The authors examined, in 2 studies, the effects of equal employment opportunity/affirmative action (EEO/AA) policies on Whites' job-related attitudes. First, in an experiment, White prospective job recruits, as expected, rated a potential employer whose EEO/AA policies were framed as targeted to benefit Blacks as less attractive than a potential employer(More)
Although similarity-attraction notions suggest that similarity--for example, in terms of values, personality, and demography--attracts, the authors found that sometimes demographic similarity attracts and sometimes it repels. Consistent with social dominance theory (J. Sidanius & F. Pratto, 1999), they demonstrated in 3 studies that when prospective(More)
In this study, we examined the consequences of harboring " modern sexist " beliefs on the career outcomes of both men and women. We argued that individuals endorsing these beliefs disproportionately rely on men (versus women) for work-related advice and, in turn, obtain more promotions than do their less sexist counterparts. Results obtained from a sample(More)
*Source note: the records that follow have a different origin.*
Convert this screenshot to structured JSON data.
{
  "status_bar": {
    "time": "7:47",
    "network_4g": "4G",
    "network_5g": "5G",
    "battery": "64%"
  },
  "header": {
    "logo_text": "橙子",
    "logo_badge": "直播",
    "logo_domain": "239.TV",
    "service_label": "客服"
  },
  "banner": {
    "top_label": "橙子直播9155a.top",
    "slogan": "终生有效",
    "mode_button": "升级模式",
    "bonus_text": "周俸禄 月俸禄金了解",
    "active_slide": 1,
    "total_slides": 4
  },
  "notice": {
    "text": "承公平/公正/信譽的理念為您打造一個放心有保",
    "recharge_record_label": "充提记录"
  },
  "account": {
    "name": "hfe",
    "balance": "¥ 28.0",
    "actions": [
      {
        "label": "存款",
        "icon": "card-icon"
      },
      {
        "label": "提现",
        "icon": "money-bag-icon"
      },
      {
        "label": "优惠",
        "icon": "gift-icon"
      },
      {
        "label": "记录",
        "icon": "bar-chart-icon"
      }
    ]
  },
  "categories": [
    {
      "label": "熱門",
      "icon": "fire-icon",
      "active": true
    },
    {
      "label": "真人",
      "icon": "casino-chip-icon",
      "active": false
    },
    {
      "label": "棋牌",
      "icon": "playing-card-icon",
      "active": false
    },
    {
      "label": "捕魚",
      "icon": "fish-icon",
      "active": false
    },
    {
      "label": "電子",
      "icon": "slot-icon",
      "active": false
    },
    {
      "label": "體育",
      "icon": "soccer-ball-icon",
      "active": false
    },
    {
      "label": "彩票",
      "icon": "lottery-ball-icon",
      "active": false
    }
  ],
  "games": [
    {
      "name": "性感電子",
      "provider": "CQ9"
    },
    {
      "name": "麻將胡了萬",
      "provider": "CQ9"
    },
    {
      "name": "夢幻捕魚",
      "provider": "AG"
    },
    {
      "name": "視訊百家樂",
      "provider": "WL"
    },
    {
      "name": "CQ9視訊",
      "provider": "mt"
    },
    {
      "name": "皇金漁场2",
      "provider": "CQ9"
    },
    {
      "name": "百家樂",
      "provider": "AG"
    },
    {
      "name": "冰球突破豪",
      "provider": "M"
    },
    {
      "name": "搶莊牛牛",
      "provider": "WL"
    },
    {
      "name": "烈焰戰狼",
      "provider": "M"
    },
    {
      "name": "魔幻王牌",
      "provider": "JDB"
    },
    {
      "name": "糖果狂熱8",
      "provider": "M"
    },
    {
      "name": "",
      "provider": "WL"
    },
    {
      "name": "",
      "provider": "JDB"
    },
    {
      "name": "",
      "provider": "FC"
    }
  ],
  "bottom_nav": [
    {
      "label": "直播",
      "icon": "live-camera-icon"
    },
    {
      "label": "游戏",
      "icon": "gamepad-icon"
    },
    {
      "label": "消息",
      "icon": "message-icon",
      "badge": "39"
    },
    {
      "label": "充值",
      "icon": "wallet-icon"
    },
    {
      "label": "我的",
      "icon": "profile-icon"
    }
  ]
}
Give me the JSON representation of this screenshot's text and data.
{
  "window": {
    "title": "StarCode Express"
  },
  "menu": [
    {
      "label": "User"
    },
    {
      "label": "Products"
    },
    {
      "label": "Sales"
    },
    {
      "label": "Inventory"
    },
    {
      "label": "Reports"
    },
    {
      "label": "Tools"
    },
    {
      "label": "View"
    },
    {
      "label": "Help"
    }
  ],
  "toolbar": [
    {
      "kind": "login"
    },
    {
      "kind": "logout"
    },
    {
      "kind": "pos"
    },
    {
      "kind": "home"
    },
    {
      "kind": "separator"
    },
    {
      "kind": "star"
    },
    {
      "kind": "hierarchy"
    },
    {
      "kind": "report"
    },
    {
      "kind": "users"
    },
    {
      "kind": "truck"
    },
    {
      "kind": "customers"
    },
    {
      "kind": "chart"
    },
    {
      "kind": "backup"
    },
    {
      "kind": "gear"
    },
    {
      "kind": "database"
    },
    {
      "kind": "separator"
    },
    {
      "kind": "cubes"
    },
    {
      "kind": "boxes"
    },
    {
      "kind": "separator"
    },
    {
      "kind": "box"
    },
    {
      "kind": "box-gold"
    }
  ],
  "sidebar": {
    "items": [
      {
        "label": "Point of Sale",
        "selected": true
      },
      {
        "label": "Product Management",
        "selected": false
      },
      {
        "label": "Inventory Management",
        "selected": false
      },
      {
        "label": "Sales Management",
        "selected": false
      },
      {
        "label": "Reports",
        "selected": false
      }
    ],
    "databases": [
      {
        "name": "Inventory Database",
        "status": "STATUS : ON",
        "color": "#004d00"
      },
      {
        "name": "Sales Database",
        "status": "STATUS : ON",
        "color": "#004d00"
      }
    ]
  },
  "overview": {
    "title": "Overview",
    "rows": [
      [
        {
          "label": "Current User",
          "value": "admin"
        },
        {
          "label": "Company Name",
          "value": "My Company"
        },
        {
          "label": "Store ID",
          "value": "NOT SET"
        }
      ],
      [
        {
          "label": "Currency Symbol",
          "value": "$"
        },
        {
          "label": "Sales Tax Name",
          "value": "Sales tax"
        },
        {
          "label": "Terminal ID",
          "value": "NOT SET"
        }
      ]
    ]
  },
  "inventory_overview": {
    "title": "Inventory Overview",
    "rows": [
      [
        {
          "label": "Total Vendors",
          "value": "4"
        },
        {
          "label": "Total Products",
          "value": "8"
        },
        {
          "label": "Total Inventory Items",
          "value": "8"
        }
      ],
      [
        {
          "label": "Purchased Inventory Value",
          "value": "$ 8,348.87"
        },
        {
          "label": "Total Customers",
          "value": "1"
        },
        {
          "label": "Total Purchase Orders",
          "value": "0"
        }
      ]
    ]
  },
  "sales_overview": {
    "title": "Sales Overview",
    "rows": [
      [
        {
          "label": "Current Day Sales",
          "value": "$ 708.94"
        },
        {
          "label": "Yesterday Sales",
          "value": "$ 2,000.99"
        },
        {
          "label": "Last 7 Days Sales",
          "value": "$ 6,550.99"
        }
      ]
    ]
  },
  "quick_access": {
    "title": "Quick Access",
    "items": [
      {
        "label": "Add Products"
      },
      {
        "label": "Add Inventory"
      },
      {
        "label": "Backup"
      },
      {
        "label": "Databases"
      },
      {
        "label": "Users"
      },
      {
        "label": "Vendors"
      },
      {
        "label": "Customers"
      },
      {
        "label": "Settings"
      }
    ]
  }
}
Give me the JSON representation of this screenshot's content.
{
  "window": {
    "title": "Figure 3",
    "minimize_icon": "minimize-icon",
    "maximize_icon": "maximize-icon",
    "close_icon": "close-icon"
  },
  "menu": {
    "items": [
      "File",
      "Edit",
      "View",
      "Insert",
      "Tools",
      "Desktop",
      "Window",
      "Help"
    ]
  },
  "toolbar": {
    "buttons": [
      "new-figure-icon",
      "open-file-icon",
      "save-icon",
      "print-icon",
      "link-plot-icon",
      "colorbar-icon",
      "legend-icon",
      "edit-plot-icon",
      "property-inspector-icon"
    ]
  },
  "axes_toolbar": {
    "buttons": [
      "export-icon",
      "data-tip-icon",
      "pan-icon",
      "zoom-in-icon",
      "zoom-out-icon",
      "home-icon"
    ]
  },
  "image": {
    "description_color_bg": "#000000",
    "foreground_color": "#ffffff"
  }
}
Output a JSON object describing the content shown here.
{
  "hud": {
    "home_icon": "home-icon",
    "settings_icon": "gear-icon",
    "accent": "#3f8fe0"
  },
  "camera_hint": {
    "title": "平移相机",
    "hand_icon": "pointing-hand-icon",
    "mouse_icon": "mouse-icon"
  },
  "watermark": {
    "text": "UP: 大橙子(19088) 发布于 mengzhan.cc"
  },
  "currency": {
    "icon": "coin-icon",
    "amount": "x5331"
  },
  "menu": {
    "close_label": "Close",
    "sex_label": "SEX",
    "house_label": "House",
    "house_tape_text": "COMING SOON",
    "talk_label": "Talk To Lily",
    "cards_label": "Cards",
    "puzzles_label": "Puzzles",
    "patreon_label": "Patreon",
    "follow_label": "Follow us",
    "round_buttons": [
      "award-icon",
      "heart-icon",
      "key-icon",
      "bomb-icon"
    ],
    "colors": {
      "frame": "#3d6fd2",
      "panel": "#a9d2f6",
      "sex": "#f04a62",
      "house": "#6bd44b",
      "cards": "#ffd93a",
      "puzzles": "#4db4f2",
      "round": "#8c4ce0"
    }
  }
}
In two experiments, we investigated the effects of prejudice (in the form of modern racism) and business justifications by authority figures (i.e., organizational superiors) to discriminate against minorities (Blacks in our research) in hiring situations. and 2 were supported by the Burkenroad Institute for the Study of Ethics and Leadership in Management(More)
Our aim in this study was to extend theory on service climate by examining two boundary conditions for the effects of service climate on customer attitudes. We hypothesized that (1) the more proximal and relevant the target of a service climate (a subunit versus an organization as a whole) to customers, and (2) the higher the frequency of contact between(More)
This study contrasts community violence and an organization's procedural justice climate (or lack thereof) as explanations for employee-instigated workplace aggression in the geographically dispersed plants of a nationwide organization. The findings showed that violent crime rates in the community where a plant resided predicted workplace aggression in that(More)
The authors used theories of organizational commitment and obedience to authority to explain employment discrimination. In Study 1, employees participated in an experimental simulation of their work. An organizational authority's demographic preferences led to employment discrimination. As expected, affective organizational commitment moderated this effect,(More)